Nelson is the first Black woman to serve as an officer in the U.S. Air Force Thunderbirds, which has been conducting flyovers in cities across the country as a gesture toward first responders, nurses, doctors and other essential workers helping battle the spread of COVID-19 and support their communities.


"I know a small percentage of African American officers, specifically female officers in the Air Force. So to be in a position that is visible, to show little girls that this is attainable, to let them know they can do anything they put their mind to, is an absolute honor," Nelson said in an interview with NBC 4 Washington.


The Howard University graduate is one of the newest members of the Thunderbird team. This is her first season with the Thunderbird squadron. 
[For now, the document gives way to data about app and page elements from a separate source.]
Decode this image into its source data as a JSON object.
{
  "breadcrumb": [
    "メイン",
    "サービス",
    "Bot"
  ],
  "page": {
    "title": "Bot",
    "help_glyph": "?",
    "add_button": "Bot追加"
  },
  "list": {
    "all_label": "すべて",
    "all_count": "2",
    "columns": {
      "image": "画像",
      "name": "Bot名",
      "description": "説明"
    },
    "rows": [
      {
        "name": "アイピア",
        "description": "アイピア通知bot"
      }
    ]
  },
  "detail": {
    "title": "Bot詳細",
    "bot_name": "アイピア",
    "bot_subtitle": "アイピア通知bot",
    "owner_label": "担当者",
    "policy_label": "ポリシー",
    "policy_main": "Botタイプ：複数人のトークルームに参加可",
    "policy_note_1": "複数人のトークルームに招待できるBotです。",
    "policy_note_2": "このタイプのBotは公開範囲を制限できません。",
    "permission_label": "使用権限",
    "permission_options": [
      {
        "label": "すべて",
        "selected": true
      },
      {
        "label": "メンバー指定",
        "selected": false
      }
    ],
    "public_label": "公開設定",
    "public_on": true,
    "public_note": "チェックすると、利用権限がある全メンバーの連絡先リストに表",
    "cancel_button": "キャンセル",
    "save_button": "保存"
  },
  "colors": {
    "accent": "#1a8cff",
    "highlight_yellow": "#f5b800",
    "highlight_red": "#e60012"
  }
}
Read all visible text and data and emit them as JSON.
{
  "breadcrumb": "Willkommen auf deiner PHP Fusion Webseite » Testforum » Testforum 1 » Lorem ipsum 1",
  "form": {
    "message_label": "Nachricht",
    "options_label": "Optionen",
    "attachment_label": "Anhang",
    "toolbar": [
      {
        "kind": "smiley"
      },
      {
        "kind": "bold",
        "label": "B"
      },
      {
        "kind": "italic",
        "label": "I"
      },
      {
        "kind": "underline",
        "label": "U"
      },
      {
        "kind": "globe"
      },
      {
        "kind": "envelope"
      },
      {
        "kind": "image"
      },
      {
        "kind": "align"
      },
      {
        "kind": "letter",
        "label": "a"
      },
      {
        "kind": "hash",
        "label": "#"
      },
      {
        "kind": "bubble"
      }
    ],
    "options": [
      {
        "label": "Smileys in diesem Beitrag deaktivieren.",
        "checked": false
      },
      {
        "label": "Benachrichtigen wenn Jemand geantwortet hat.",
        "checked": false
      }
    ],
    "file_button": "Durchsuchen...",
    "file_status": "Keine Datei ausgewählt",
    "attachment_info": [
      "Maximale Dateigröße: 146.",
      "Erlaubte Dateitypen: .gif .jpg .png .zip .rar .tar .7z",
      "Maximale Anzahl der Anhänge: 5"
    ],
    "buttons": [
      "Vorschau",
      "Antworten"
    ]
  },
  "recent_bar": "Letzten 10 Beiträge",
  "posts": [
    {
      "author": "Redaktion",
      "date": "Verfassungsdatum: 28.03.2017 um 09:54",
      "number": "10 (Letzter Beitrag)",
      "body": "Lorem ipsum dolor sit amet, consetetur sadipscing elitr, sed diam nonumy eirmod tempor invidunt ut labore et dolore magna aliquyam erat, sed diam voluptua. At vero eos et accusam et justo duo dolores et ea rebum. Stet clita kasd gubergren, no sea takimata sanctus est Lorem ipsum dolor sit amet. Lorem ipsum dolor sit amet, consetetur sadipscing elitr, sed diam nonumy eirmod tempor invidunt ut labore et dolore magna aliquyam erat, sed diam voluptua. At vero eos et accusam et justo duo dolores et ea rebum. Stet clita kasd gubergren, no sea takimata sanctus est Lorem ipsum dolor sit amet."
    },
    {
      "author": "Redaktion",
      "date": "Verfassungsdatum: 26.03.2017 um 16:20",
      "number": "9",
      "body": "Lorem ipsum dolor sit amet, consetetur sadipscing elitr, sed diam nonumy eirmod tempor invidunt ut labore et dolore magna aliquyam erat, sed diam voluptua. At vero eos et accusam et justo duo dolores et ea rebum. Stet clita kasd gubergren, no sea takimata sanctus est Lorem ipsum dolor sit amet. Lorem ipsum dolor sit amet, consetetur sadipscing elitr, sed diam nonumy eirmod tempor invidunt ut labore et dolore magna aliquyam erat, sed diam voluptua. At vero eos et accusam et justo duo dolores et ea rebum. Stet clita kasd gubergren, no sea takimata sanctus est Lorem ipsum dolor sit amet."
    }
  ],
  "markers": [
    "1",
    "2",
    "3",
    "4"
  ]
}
Nelson is in vaunted territory considering there have only been 332 officers appointed to the squadron since it was created in 1953. Only 12 members are chosen for the team. In her interview with NBC 4 Washington, Nelson said she was proud of her achievement because of what it means for the next generation of Black women who may want to join the Air Force.

"Even when people tell you no to your face, but your work shows where you should be, I think if you continue to work hard and go after what it is you want, you will achieve your dream," Nelson said.

The Thunderbirds typically perform at shows across the country, but, due to the pandemic, they have had to cancel most events.

But that has not stopped them from performing for regular citizens across the United States. They have already conducted flyovers in New York City, Washington D.C., Baltimore and Atlanta, with more planned for the future. 

Nelson said she hoped the events would provide a bit of solace to people who are stuck inside and added that the flyovers are for all essential workers doing their best to help society in troubling times. She told NBC 4 Washington that she wanted the flyovers to also honor sanitation workers, food service providers and grocery store workers as well. 

"Where people can look up and have some type of hope during this time, to know we can get through this. The Thunderbirds are with them. We have one life to live and so I want to do that by giving back and by showing people what is possible. Just to achieve as much as I can when I have the opportunity to do so," Nelson said.

Before joining the Thunderbird squadron, Nelson attended Howard University and spent eight years mostly overseas with the Air Force. 

"To be around people who look like me and instill a self-confidence in who I am, and walk into the world knowing where I come from and where my people come from, and where we can go, is invaluable," Nelson said of her time at Howard.